Rob Ford (again) said he does not have a drinking problem: “Peter, I’m getting punished for my Friday or Saturday nights when I had too many drinks.”
The mayor insisted he’s no longer drinking. “Are you off alcohol now?,” asked Mansbridge.
“Finished,” replied Rob Ford. “I’ve had a come-to-Jesus moment, if you want to call it that.” The mayor also denied using cocaine during his time in office, though admitted to using crack-cocaine one time and marijuana an unspecified number of times. He said he never used drugs at City Hall.
When asked about his relationship with Alexander Lisi, Rob Ford’s friend and occasional driver who has now been charged with extortion in connection to the crack video, Rob Ford wouldn’t answer, saying the matter was before the courts. Nor would he answer questions about why he wouldn’t speak to Toronto police as part of their investigation.
Rob Ford tells CBC’s Peter Mansbridge that he’s being punished for admitting drug use. ‘I am a human being, Peter.’ http://t.co/RkeGnPlXPw
— CBC News Alerts (@CBCAlerts) November 19, 2013
Mayor Ford also turned up a punchline on late-night TV. Jay Leno called him “God’s gift to comedy.” More on what was said here.
A sitdown with Matt Lauer on the Today show:

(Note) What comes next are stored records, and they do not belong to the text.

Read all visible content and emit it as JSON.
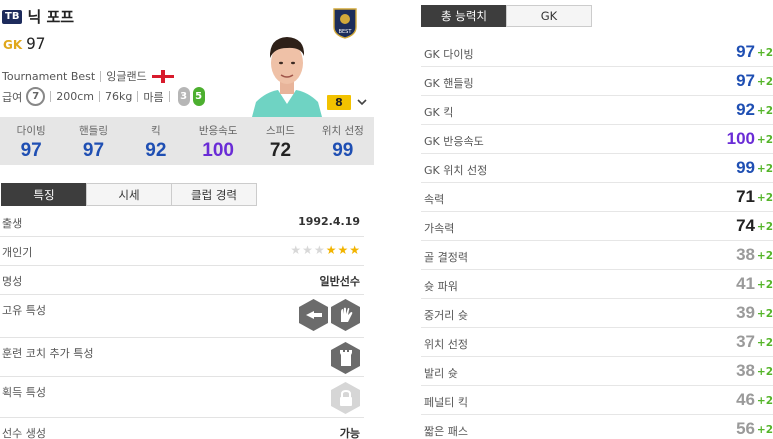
{
  "player": {
    "season_badge": "TB",
    "name": "닉 포프",
    "position": "GK",
    "ovr": "97",
    "season_name": "Tournament Best",
    "nation": "잉글랜드",
    "pay_label": "급여",
    "pay": "7",
    "height": "200cm",
    "weight": "76kg",
    "body_type": "마름",
    "foot_left": "3",
    "foot_right": "5",
    "upgrade_level": "8",
    "club_logo_text": "BEST"
  },
  "top_stats": [
    {
      "label": "다이빙",
      "value": "97",
      "color": "#1f4fb3"
    },
    {
      "label": "핸들링",
      "value": "97",
      "color": "#1f4fb3"
    },
    {
      "label": "킥",
      "value": "92",
      "color": "#1f4fb3"
    },
    {
      "label": "반응속도",
      "value": "100",
      "color": "#6a2cd6"
    },
    {
      "label": "스피드",
      "value": "72",
      "color": "#222222"
    },
    {
      "label": "위치 선정",
      "value": "99",
      "color": "#1f4fb3"
    }
  ],
  "left_tabs": [
    {
      "label": "특징",
      "active": true
    },
    {
      "label": "시세",
      "active": false
    },
    {
      "label": "클럽 경력",
      "active": false
    }
  ],
  "info": {
    "birth_label": "출생",
    "birth_value": "1992.4.19",
    "popularity_label": "개인기",
    "popularity_stars_filled": 3,
    "popularity_stars_total": 6,
    "reputation_label": "명성",
    "reputation_value": "일반선수",
    "unique_traits_label": "고유 특성",
    "coach_traits_label": "훈련 코치 추가 특성",
    "acquired_traits_label": "획득 특성",
    "creation_label": "선수 생성",
    "creation_value": "가능"
  },
  "right_tabs": [
    {
      "label": "총 능력치",
      "active": true
    },
    {
      "label": "GK",
      "active": false
    }
  ],
  "attributes": [
    {
      "label": "GK 다이빙",
      "value": "97",
      "plus": "+2",
      "color": "#1f4fb3"
    },
    {
      "label": "GK 핸들링",
      "value": "97",
      "plus": "+2",
      "color": "#1f4fb3"
    },
    {
      "label": "GK 킥",
      "value": "92",
      "plus": "+2",
      "color": "#1f4fb3"
    },
    {
      "label": "GK 반응속도",
      "value": "100",
      "plus": "+2",
      "color": "#6a2cd6"
    },
    {
      "label": "GK 위치 선정",
      "value": "99",
      "plus": "+2",
      "color": "#1f4fb3"
    },
    {
      "label": "속력",
      "value": "71",
      "plus": "+2",
      "color": "#222222"
    },
    {
      "label": "가속력",
      "value": "74",
      "plus": "+2",
      "color": "#222222"
    },
    {
      "label": "골 결정력",
      "value": "38",
      "plus": "+2",
      "color": "#9a9a9a"
    },
    {
      "label": "슛 파워",
      "value": "41",
      "plus": "+2",
      "color": "#9a9a9a"
    },
    {
      "label": "중거리 슛",
      "value": "39",
      "plus": "+2",
      "color": "#9a9a9a"
    },
    {
      "label": "위치 선정",
      "value": "37",
      "plus": "+2",
      "color": "#9a9a9a"
    },
    {
      "label": "발리 슛",
      "value": "38",
      "plus": "+2",
      "color": "#9a9a9a"
    },
    {
      "label": "페널티 킥",
      "value": "46",
      "plus": "+2",
      "color": "#9a9a9a"
    },
    {
      "label": "짧은 패스",
      "value": "56",
      "plus": "+2",
      "color": "#9a9a9a"
    }
  ]
}
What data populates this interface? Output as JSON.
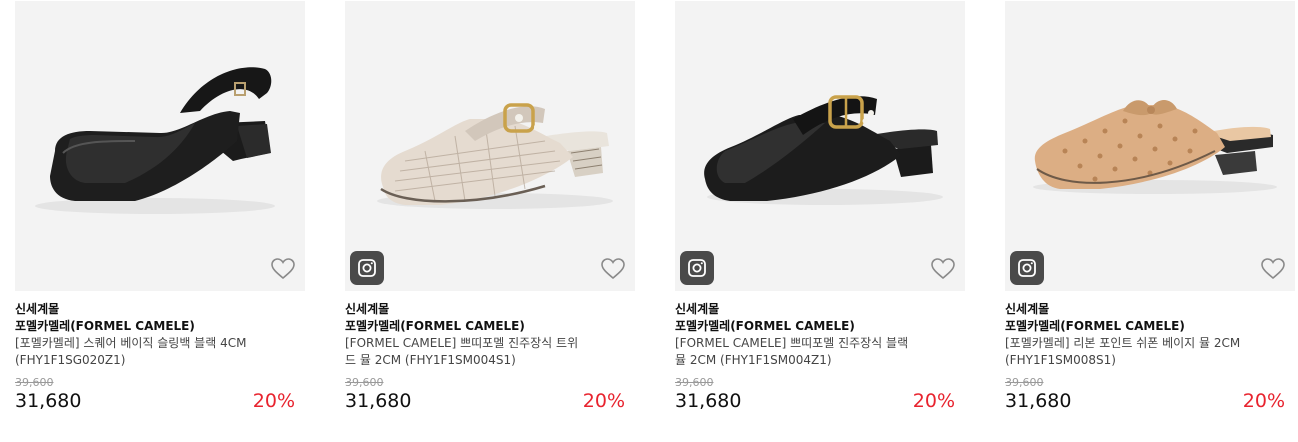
{
  "colors": {
    "discount": "#e8232e",
    "thumb_bg": "#f3f3f3",
    "insta_badge": "#4a4a4a"
  },
  "products": [
    {
      "store": "신세계몰",
      "brand": "포멜카멜레(FORMEL CAMELE)",
      "name_line1": "[포멜카멜레] 스퀘어 베이직 슬링백 블랙 4CM",
      "name_line2": "(FHY1F1SG020Z1)",
      "original_price": "39,600",
      "price": "31,680",
      "discount": "20%",
      "has_instagram_badge": false,
      "wishlist_icon": "heart-outline-icon"
    },
    {
      "store": "신세계몰",
      "brand": "포멜카멜레(FORMEL CAMELE)",
      "name_line1": "[FORMEL CAMELE] 쁘띠포멜 진주장식 트위",
      "name_line2": "드 뮬 2CM (FHY1F1SM004S1)",
      "original_price": "39,600",
      "price": "31,680",
      "discount": "20%",
      "has_instagram_badge": true,
      "wishlist_icon": "heart-outline-icon"
    },
    {
      "store": "신세계몰",
      "brand": "포멜카멜레(FORMEL CAMELE)",
      "name_line1": "[FORMEL CAMELE] 쁘띠포멜 진주장식 블랙",
      "name_line2": "뮬 2CM (FHY1F1SM004Z1)",
      "original_price": "39,600",
      "price": "31,680",
      "discount": "20%",
      "has_instagram_badge": true,
      "wishlist_icon": "heart-outline-icon"
    },
    {
      "store": "신세계몰",
      "brand": "포멜카멜레(FORMEL CAMELE)",
      "name_line1": "[포멜카멜레] 리본 포인트 쉬폰 베이지 뮬 2CM",
      "name_line2": "(FHY1F1SM008S1)",
      "original_price": "39,600",
      "price": "31,680",
      "discount": "20%",
      "has_instagram_badge": true,
      "wishlist_icon": "heart-outline-icon"
    }
  ]
}
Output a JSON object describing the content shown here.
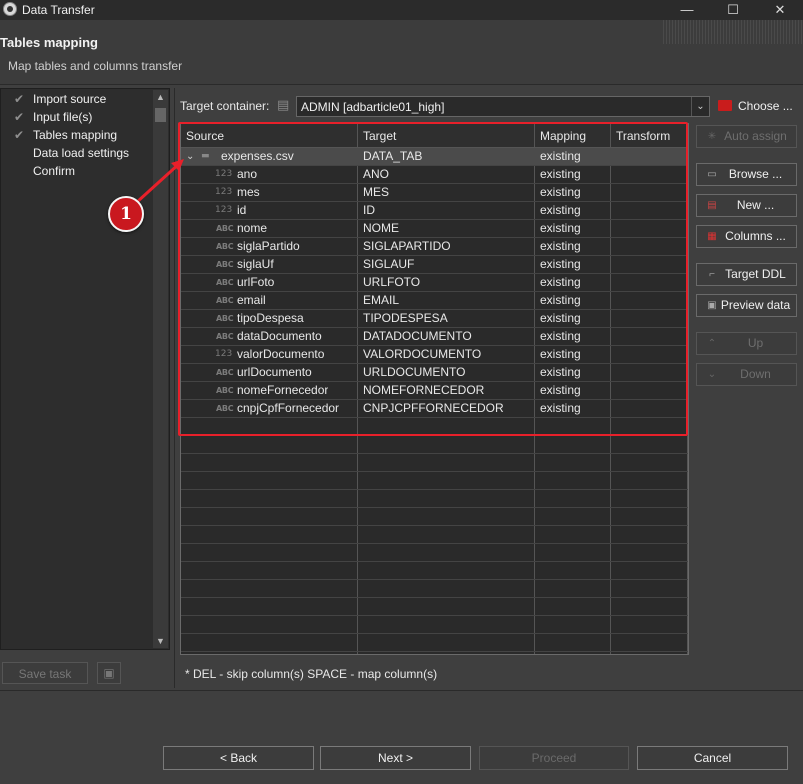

— TODAY (@TODAYshow) November 19, 2013
(As a programming note, it was just a couple of weeks ago that Lauer and his cohost Al Roker underwent prostate exams on morning TV.)
UPDATE: Despite the above “programming note” Ford’s interview with Lauer was probably his toughest one yet. Lauer pressed Ford when he tried to shift the blame for his actions onto someone else, or argue that everyone drinks to excess from time to time. Example:
Lauer: “Let’s say you go on one of those binges and the phone rings in your office at 3 a.m. on a Saturday night and something terrible has happened in your city. There’s a terrorist attack or some other kind of disaster. Are you equipped? Will you be cable and stable enough to handle it?”
Ford: “I’m very equipped. I’m very fortunate that hasn’t happened. There have been a few isolated incidents that it’s happened. And you’re absolutely right. I’m very fortunate that that hasn’t happened, but that could happen with anybody at any time. Say you had gone out drinking or you were drunk, and say something happened to your family.”
Ford, again, tried to turn the conversation back to Laurer, saying “Say your son or daughter just got killed in a car accident and you’re plastered out of your mind at three in the morning,” Ford said. “Are you going to be able to handle that?”
However, the city no longer has to wonder what would happen if Ford were on a binge during an emergency. Last week, city councillors voted to transfer most powers, in the event of a city emergeny, to Deputy Mayor Norm Kelly.
Watch the full interview here: